Here’s a potential book challenge for the ALA OIF to think about. A school board in Ohio that allegedly wants to teach their children to think critically is considering a new policy “recognizing that many important areas of study involve issues on which differing positions are held by individuals or groups.”
So far, so good. Supposedly, when “Properly introduced and conducted, the consideration of such issues can help students think critically, learn to identify important issues, explore fully and fairly all sides of an issue, weigh carefully the values and factors involved, and develop techniques for formulating and evaluating positions.”
That sounds almost reasonable. “All sides” of issues are worth exploring, right? That’s only fair. Then we get the list of supposedly controversial issues, some of which are “controversial” only in the sense that many uninformed people disagree with people who know what they’re talking about.
For purposes of this policy, controversial issues include: religion when not used in a historical or factual context, sex education, legalization of drugs, evolution/creation, pro-life/abortion, contraception/abstinence, conservatism/liberalism, politics, gun rights, global warming and climate change, UN Agenda 21 and sustainable development, and any other topic on which opposing points of view have been promulgated by responsible opinion and/or likely to arouse both support and opposition in the community.
For example, there’s virtually no scientific controversy over evolution, which is the only kind of controversy that matters for a scientific theory. There’s also virtually no scientific controversy over global warming or climate change.

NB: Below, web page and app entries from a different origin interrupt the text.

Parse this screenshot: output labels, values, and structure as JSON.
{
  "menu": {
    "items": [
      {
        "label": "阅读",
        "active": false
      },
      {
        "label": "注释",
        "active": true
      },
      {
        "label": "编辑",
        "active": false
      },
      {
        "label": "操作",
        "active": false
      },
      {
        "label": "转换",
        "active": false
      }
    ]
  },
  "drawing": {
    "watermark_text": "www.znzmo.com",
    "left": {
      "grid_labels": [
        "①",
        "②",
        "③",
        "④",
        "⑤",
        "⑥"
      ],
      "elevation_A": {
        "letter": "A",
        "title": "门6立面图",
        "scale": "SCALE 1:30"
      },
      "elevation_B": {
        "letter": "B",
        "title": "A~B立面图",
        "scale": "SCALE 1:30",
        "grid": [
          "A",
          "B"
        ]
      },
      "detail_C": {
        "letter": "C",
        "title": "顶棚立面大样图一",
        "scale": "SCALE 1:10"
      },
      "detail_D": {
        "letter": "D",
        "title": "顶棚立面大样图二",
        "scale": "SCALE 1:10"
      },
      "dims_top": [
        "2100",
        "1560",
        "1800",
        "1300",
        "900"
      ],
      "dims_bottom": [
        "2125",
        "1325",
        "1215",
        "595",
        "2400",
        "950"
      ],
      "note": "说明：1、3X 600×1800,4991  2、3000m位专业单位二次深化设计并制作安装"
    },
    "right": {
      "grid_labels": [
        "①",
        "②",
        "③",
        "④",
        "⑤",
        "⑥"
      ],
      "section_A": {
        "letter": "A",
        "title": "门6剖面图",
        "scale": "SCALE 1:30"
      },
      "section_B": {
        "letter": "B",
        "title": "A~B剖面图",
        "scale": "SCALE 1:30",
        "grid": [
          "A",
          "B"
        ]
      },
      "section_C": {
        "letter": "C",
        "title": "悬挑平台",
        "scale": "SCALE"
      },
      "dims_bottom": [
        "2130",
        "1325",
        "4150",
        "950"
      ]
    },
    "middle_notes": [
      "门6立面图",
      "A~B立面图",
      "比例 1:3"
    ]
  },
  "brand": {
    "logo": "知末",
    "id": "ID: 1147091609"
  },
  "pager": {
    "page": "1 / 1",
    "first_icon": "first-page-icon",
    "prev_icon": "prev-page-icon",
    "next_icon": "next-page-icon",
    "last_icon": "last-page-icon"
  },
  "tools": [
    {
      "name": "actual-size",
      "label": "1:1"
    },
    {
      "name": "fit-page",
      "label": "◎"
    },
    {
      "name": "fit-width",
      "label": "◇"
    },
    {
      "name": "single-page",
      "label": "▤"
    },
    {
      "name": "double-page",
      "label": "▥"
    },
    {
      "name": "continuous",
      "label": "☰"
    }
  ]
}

Believing that humans have had absolutely no role in climate change isn’t promulgating a “responsible opinion.” It’s just ignoring inconvenient facts for political or economic reasons. And you’re welcome to believe that humans coexisted with dinosaurs, but you’d be mistaken to believe that’s a responsible opinion.
Apparently the same school board tried to introduce creationism into the curriculum before, and the ACLU thinks they’re trying to do it again. Hence the challenge.
But the potential book challenge isn’t necessarily about creationism. It could be about U.N. Agenda 21. I’d never heard of Agenda 21, but then again I don’t have a lot of contact with far right conspiracy theorists.
For those who don’t know, Agenda 21 is, in the words of beloved sage Glenn Beck, a “global scheme that has the potential to wipe out freedoms of all U.S. citizens,” because that’s the way people like him think.
Or, it’s a “non-binding, voluntarily implemented action plan of the United Nations with regard to sustainable development.” You can take your pick, and whichever side you pick is apparently a “responsible opinion” and should be taken seriously.
The far right conspiracy wackos must be having a hard time coming up with a good enemy. Apparently President Obama being a satanic socialist  isn’t enough, so they pick on the poor U.N.
The U.N. has clearly demonstrated its inability to effect coordinated change on just about every issue, especially at a global level. But yeah, secretly they’re going to destroy American suburbs.
The thing is, under the new policy, the Glenn Becks and Alex Jones of the world would just be people with “responsible opinions” who should be given a respectful hearing in classrooms along with people who aren’t wacky conspiracy theorists.
Or young earth creationists wouldn’t be hopelessly naive people who desperately want the earth to be 6,000 years old. Their books would just be tomes of “responsible opinion.”
The ACLU is challenging the policy, and implicitly challenging the inclusion of, say, young earth creationist books in the curriculum. What would the Office of Intellectual Freedom say?
Their usual policy is that all book challenges should be fought, no matter the reason. Porn for children is fine, because they’re unable to articulate reasons why it might not be.
They’re usually comfortable with that policy, because book challenges tend to come from the right. Some parent hates gay penguins and out come the protests.
Challenging young earth creationist books, or Glenn Beck conspiracy books, wouldn’t be political challenges. They’d only be considered political by the same kinds of people who think creationism is scientific.
Still, would the OIF fight against such book challenges? What if The Young Earth: the Real History of the Earth was introduced into the science curriculum and someone challenged it? It’s published by the renowned scientific press Master Books, by the way, so it’s been carefully peer-reviewed by absolutely no one.
Should that book be considered just responsible opinion next to, for example, Evolution from OUP? That book has “extracts from more than 60 scientific papers” and features “excellent balance and breadth of coverage.” And yet, it probably doesn’t have a paper about how the earth is 6,000 years old.
Here’s where the ACLU has it right and the ALA OIF has it wrong. The OIF, according to its policies, rejects every book challenge, no matter the reason. If someone challenged the inclusion of The Young Earth in the science curriculum, the ACLU has a principled rationale for opposing it.
Or what if a parent objected that wacky conspiracy theory books were being assigned as worthwhile reading on a topic? The ACLU couldn’t object on constitutional grounds, but educated people actually concerned with the education of their children would just object on educational grounds.
Since the ACLU wouldn’t have the case, would the OIF object to the book challenge? The OIF would either have to change its policy of “book challenge bad!” or remain silent, which is what it usually does in difficult cases.